Activity: Show each line of the records below where the word "JSON" occurs.

Records for processing:

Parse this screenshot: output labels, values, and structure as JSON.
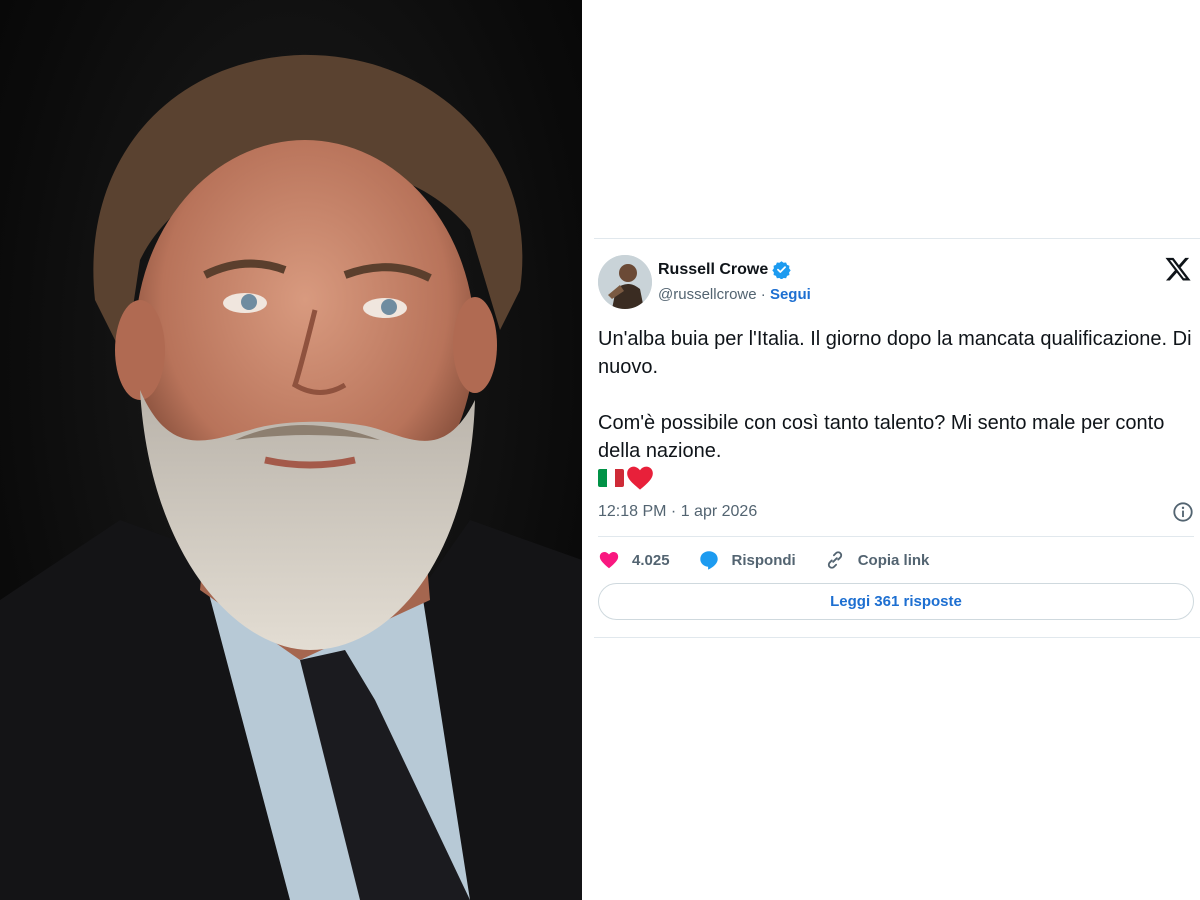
{
  "tweet": {
    "author_name": "Russell Crowe",
    "handle": "@russellcrowe",
    "separator": "·",
    "follow_label": "Segui",
    "text": "Un'alba buia per l'Italia. Il giorno dopo la mancata qualificazione. Di nuovo.\n\nCom'è possibile con così tanto talento? Mi sento male per conto della nazione.",
    "timestamp": "12:18 PM · 1 apr 2026",
    "likes": "4.025",
    "reply_label": "Rispondi",
    "copy_link_label": "Copia link",
    "read_replies_label": "Leggi 361 risposte",
    "icons": [
      "verified-icon",
      "x-logo-icon",
      "italy-flag-icon",
      "heart-emoji-icon",
      "info-icon",
      "like-icon",
      "reply-icon",
      "link-icon"
    ]
  },
  "colors": {
    "accent": "#1d9bf0",
    "link": "#1d6fd1",
    "like": "#f91880",
    "muted": "#536471"
  }
}
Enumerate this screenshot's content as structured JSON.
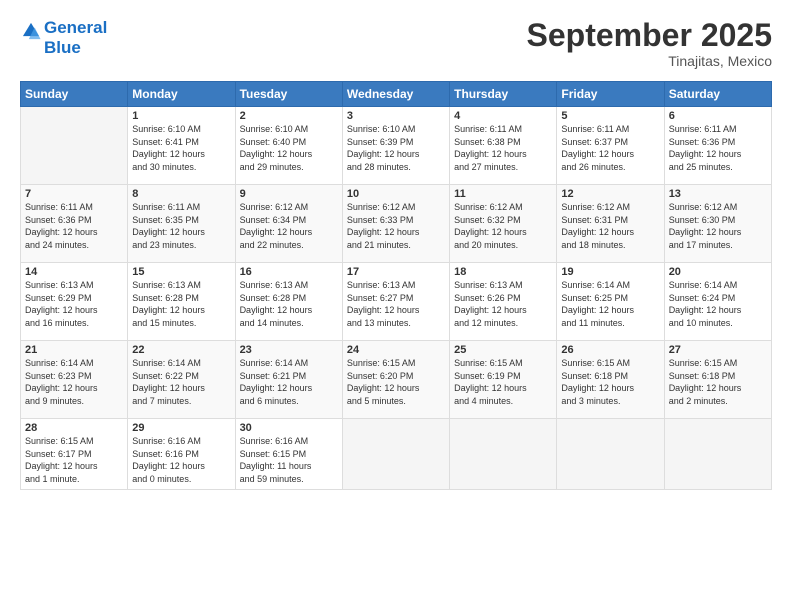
{
  "logo": {
    "line1": "General",
    "line2": "Blue"
  },
  "title": "September 2025",
  "subtitle": "Tinajitas, Mexico",
  "days_header": [
    "Sunday",
    "Monday",
    "Tuesday",
    "Wednesday",
    "Thursday",
    "Friday",
    "Saturday"
  ],
  "weeks": [
    [
      {
        "day": "",
        "info": ""
      },
      {
        "day": "1",
        "info": "Sunrise: 6:10 AM\nSunset: 6:41 PM\nDaylight: 12 hours\nand 30 minutes."
      },
      {
        "day": "2",
        "info": "Sunrise: 6:10 AM\nSunset: 6:40 PM\nDaylight: 12 hours\nand 29 minutes."
      },
      {
        "day": "3",
        "info": "Sunrise: 6:10 AM\nSunset: 6:39 PM\nDaylight: 12 hours\nand 28 minutes."
      },
      {
        "day": "4",
        "info": "Sunrise: 6:11 AM\nSunset: 6:38 PM\nDaylight: 12 hours\nand 27 minutes."
      },
      {
        "day": "5",
        "info": "Sunrise: 6:11 AM\nSunset: 6:37 PM\nDaylight: 12 hours\nand 26 minutes."
      },
      {
        "day": "6",
        "info": "Sunrise: 6:11 AM\nSunset: 6:36 PM\nDaylight: 12 hours\nand 25 minutes."
      }
    ],
    [
      {
        "day": "7",
        "info": "Sunrise: 6:11 AM\nSunset: 6:36 PM\nDaylight: 12 hours\nand 24 minutes."
      },
      {
        "day": "8",
        "info": "Sunrise: 6:11 AM\nSunset: 6:35 PM\nDaylight: 12 hours\nand 23 minutes."
      },
      {
        "day": "9",
        "info": "Sunrise: 6:12 AM\nSunset: 6:34 PM\nDaylight: 12 hours\nand 22 minutes."
      },
      {
        "day": "10",
        "info": "Sunrise: 6:12 AM\nSunset: 6:33 PM\nDaylight: 12 hours\nand 21 minutes."
      },
      {
        "day": "11",
        "info": "Sunrise: 6:12 AM\nSunset: 6:32 PM\nDaylight: 12 hours\nand 20 minutes."
      },
      {
        "day": "12",
        "info": "Sunrise: 6:12 AM\nSunset: 6:31 PM\nDaylight: 12 hours\nand 18 minutes."
      },
      {
        "day": "13",
        "info": "Sunrise: 6:12 AM\nSunset: 6:30 PM\nDaylight: 12 hours\nand 17 minutes."
      }
    ],
    [
      {
        "day": "14",
        "info": "Sunrise: 6:13 AM\nSunset: 6:29 PM\nDaylight: 12 hours\nand 16 minutes."
      },
      {
        "day": "15",
        "info": "Sunrise: 6:13 AM\nSunset: 6:28 PM\nDaylight: 12 hours\nand 15 minutes."
      },
      {
        "day": "16",
        "info": "Sunrise: 6:13 AM\nSunset: 6:28 PM\nDaylight: 12 hours\nand 14 minutes."
      },
      {
        "day": "17",
        "info": "Sunrise: 6:13 AM\nSunset: 6:27 PM\nDaylight: 12 hours\nand 13 minutes."
      },
      {
        "day": "18",
        "info": "Sunrise: 6:13 AM\nSunset: 6:26 PM\nDaylight: 12 hours\nand 12 minutes."
      },
      {
        "day": "19",
        "info": "Sunrise: 6:14 AM\nSunset: 6:25 PM\nDaylight: 12 hours\nand 11 minutes."
      },
      {
        "day": "20",
        "info": "Sunrise: 6:14 AM\nSunset: 6:24 PM\nDaylight: 12 hours\nand 10 minutes."
      }
    ],
    [
      {
        "day": "21",
        "info": "Sunrise: 6:14 AM\nSunset: 6:23 PM\nDaylight: 12 hours\nand 9 minutes."
      },
      {
        "day": "22",
        "info": "Sunrise: 6:14 AM\nSunset: 6:22 PM\nDaylight: 12 hours\nand 7 minutes."
      },
      {
        "day": "23",
        "info": "Sunrise: 6:14 AM\nSunset: 6:21 PM\nDaylight: 12 hours\nand 6 minutes."
      },
      {
        "day": "24",
        "info": "Sunrise: 6:15 AM\nSunset: 6:20 PM\nDaylight: 12 hours\nand 5 minutes."
      },
      {
        "day": "25",
        "info": "Sunrise: 6:15 AM\nSunset: 6:19 PM\nDaylight: 12 hours\nand 4 minutes."
      },
      {
        "day": "26",
        "info": "Sunrise: 6:15 AM\nSunset: 6:18 PM\nDaylight: 12 hours\nand 3 minutes."
      },
      {
        "day": "27",
        "info": "Sunrise: 6:15 AM\nSunset: 6:18 PM\nDaylight: 12 hours\nand 2 minutes."
      }
    ],
    [
      {
        "day": "28",
        "info": "Sunrise: 6:15 AM\nSunset: 6:17 PM\nDaylight: 12 hours\nand 1 minute."
      },
      {
        "day": "29",
        "info": "Sunrise: 6:16 AM\nSunset: 6:16 PM\nDaylight: 12 hours\nand 0 minutes."
      },
      {
        "day": "30",
        "info": "Sunrise: 6:16 AM\nSunset: 6:15 PM\nDaylight: 11 hours\nand 59 minutes."
      },
      {
        "day": "",
        "info": ""
      },
      {
        "day": "",
        "info": ""
      },
      {
        "day": "",
        "info": ""
      },
      {
        "day": "",
        "info": ""
      }
    ]
  ]
}
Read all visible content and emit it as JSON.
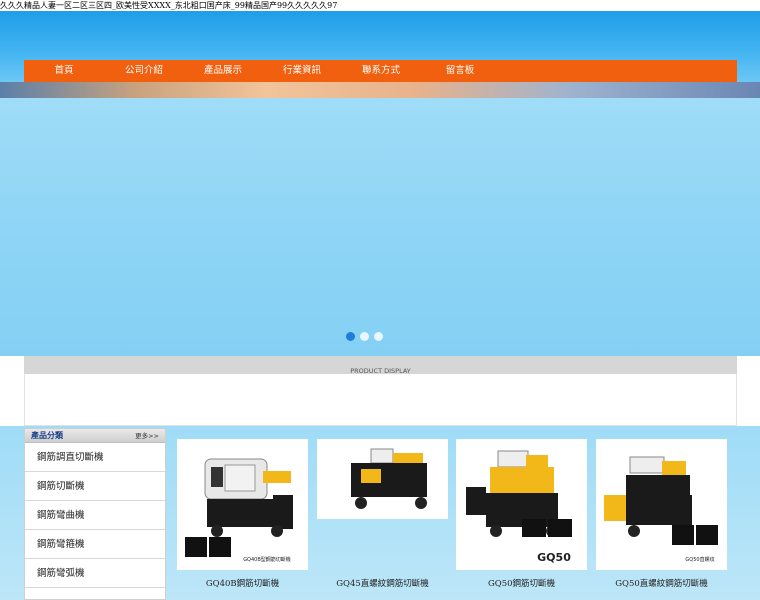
{
  "site_title": "久久久精品人妻一区二区三区四_欧美性受XXXX_东北粗口国产床_99精品国产99久久久久久97",
  "nav": {
    "items": [
      {
        "label": "首頁"
      },
      {
        "label": "公司介紹"
      },
      {
        "label": "產品展示"
      },
      {
        "label": "行業資訊"
      },
      {
        "label": "聯系方式"
      },
      {
        "label": "留言板"
      }
    ],
    "color": "#f0600e"
  },
  "carousel": {
    "dots": 3,
    "active_index": 0
  },
  "product_display": {
    "heading": "PRODUCT DISPLAY"
  },
  "categories": {
    "title": "產品分類",
    "more_label": "更多>>",
    "items": [
      {
        "label": "鋼筋調直切斷機"
      },
      {
        "label": "鋼筋切斷機"
      },
      {
        "label": "鋼筋彎曲機"
      },
      {
        "label": "鋼筋彎箍機"
      },
      {
        "label": "鋼筋彎弧機"
      }
    ]
  },
  "products": [
    {
      "caption": "GQ40B鋼筋切斷機",
      "badge": "GQ40B型鋼筋切斷機"
    },
    {
      "caption": "GQ45直螺紋鋼筋切斷機",
      "badge": ""
    },
    {
      "caption": "GQ50鋼筋切斷機",
      "badge": "GQ50"
    },
    {
      "caption": "GQ50直螺紋鋼筋切斷機",
      "badge": "GQ50直螺纹"
    }
  ],
  "colors": {
    "sky": "#8fd5f6",
    "machine_yellow": "#f2b81a",
    "machine_dark": "#1a1a1a"
  }
}
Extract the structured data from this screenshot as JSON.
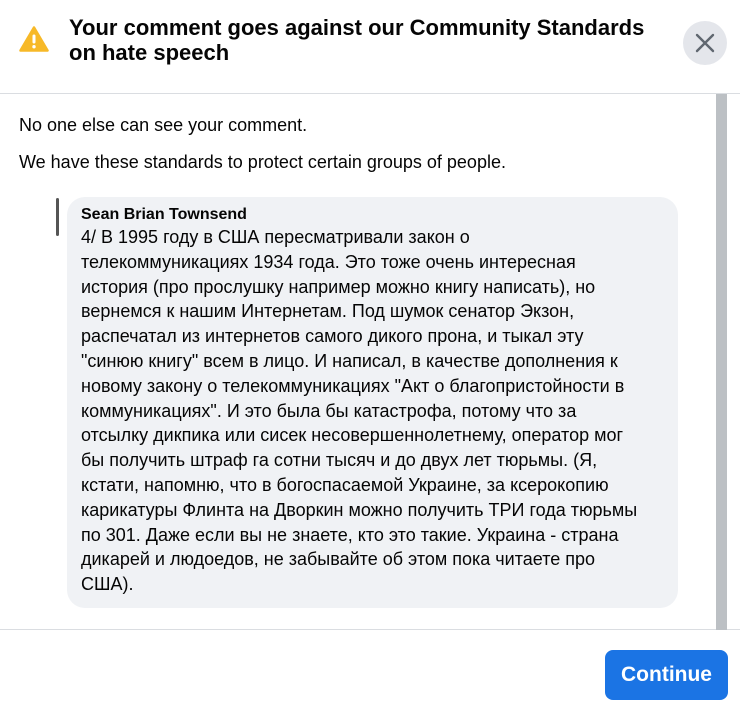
{
  "dialog": {
    "title": "Your comment goes against our Community Standards on hate speech",
    "warning_icon": "warning-triangle-icon",
    "close_icon": "close-icon"
  },
  "body": {
    "line1": "No one else can see your comment.",
    "line2": "We have these standards to protect certain groups of people."
  },
  "comment": {
    "author": "Sean Brian Townsend",
    "text": "4/ В 1995 году в США пересматривали закон о\nтелекоммуникациях 1934 года. Это тоже очень интересная\nистория (про прослушку например можно книгу написать), но\nвернемся к нашим Интернетам. Под шумок сенатор Экзон,\nраспечатал из интернетов самого дикого прона, и тыкал эту\n\"синюю книгу\" всем в лицо. И написал, в качестве дополнения к\nновому закону о телекоммуникациях \"Акт о благопристойности в\nкоммуникациях\". И это была бы катастрофа, потому что за\nотсылку дикпика или сисек несовершеннолетнему, оператор мог\nбы получить штраф га сотни тысяч и до двух лет тюрьмы. (Я,\nкстати, напомню, что в богоспасаемой Украине, за ксерокопию\nкарикатуры Флинта на Дворкин можно получить ТРИ года тюрьмы\nпо 301. Даже если вы не знаете, кто это такие. Украина - страна\nдикарей и людоедов, не забывайте об этом пока читаете про\nСША)."
  },
  "footer": {
    "continue_label": "Continue"
  },
  "colors": {
    "primary": "#1b74e4",
    "warning": "#f7b928",
    "bubble": "#f0f2f5",
    "close_bg": "#e4e6eb"
  }
}
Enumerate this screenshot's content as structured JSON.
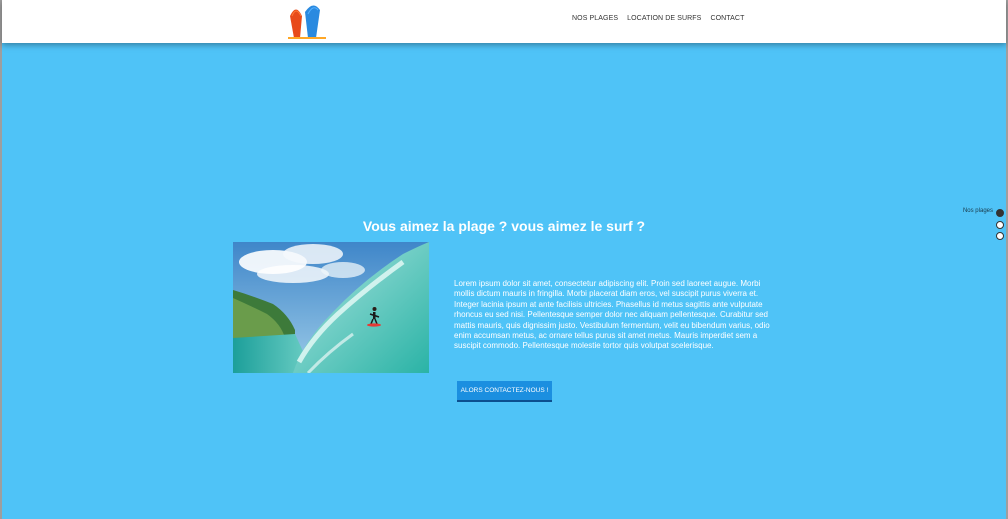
{
  "header": {
    "logo_icon": "surfboards-logo-icon",
    "nav": [
      {
        "label": "NOS PLAGES"
      },
      {
        "label": "LOCATION DE SURFS"
      },
      {
        "label": "CONTACT"
      }
    ]
  },
  "main": {
    "headline": "Vous aimez la plage ? vous aimez le surf ?",
    "image": {
      "icon": "surfer-wave-photo"
    },
    "paragraph": "Lorem ipsum dolor sit amet, consectetur adipiscing elit. Proin sed laoreet augue. Morbi mollis dictum mauris in fringilla. Morbi placerat diam eros, vel suscipit purus viverra et. Integer lacinia ipsum at ante facilisis ultricies. Phasellus id metus sagittis ante vulputate rhoncus eu sed nisi. Pellentesque semper dolor nec aliquam pellentesque. Curabitur sed mattis mauris, quis dignissim justo. Vestibulum fermentum, velit eu bibendum varius, odio enim accumsan metus, ac ornare tellus purus sit amet metus. Mauris imperdiet sem a suscipit commodo. Pellentesque molestie tortor quis volutpat scelerisque.",
    "cta_label": "ALORS CONTACTEZ-NOUS !"
  },
  "section_nav": {
    "active_label": "Nos plages",
    "dot_count": 3,
    "active_index": 0
  },
  "colors": {
    "background": "#4fc3f7",
    "button": "#1b8fe0",
    "header": "#ffffff"
  }
}
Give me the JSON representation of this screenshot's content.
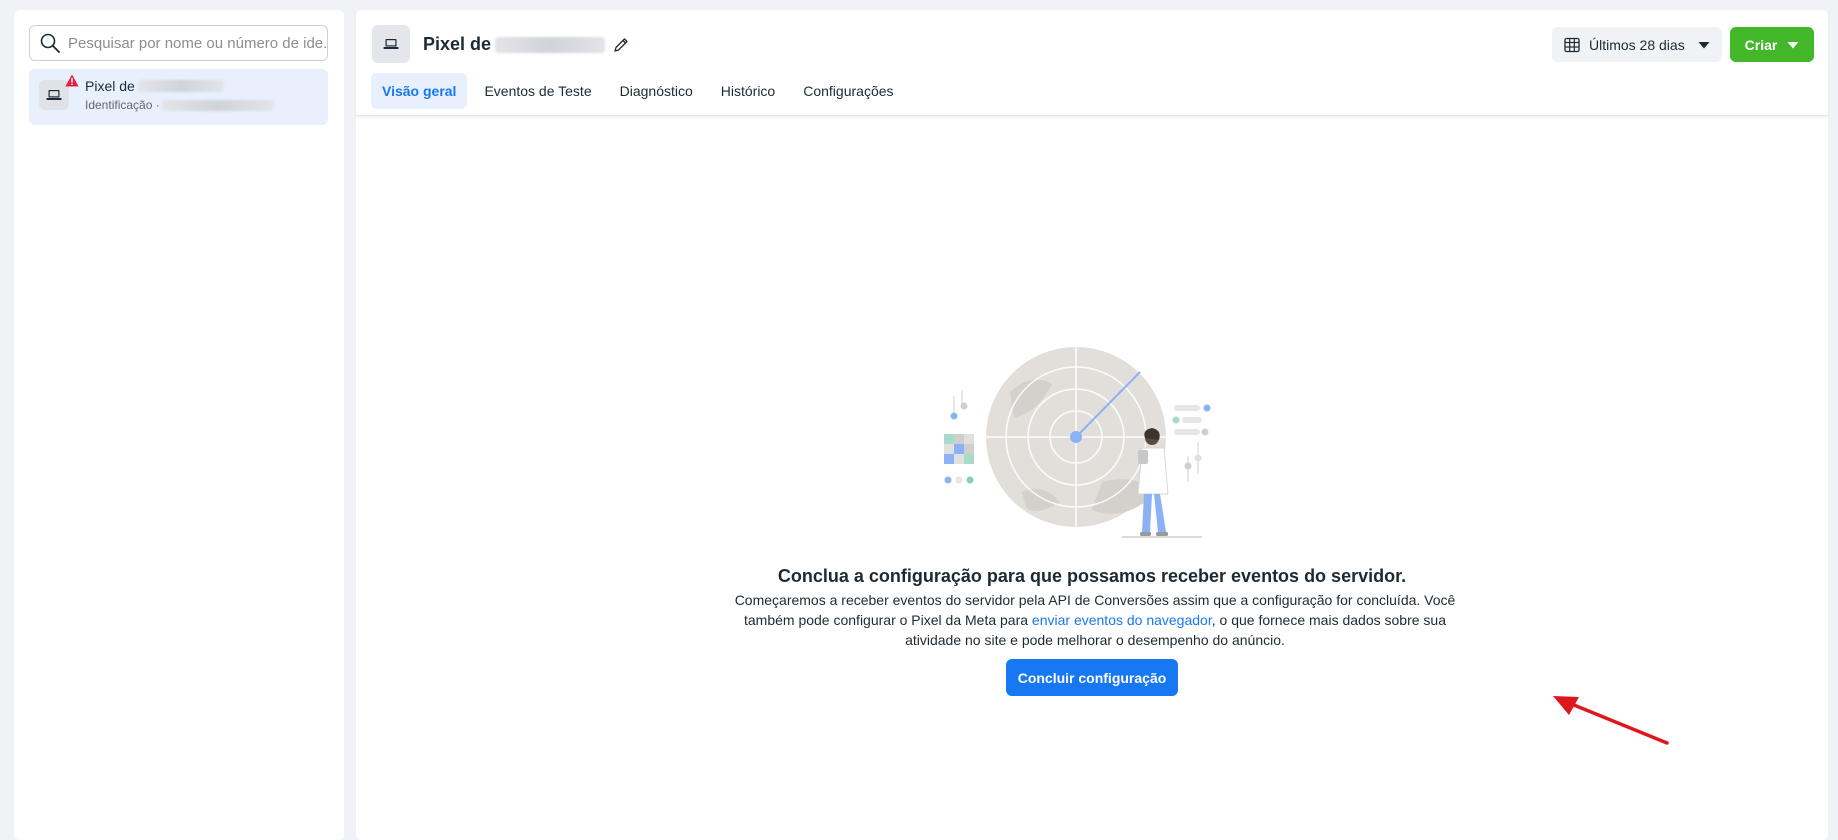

Final answer:
Parse this screenshot: output labels, values, and structure as JSON.
Enumerate this screenshot's content as structured JSON.
Read all visible content and emit it as JSON.
Extract the structured data from this screenshot as JSON.
Enumerate this screenshot's content as structured JSON.
Give me the JSON representation of this screenshot's content.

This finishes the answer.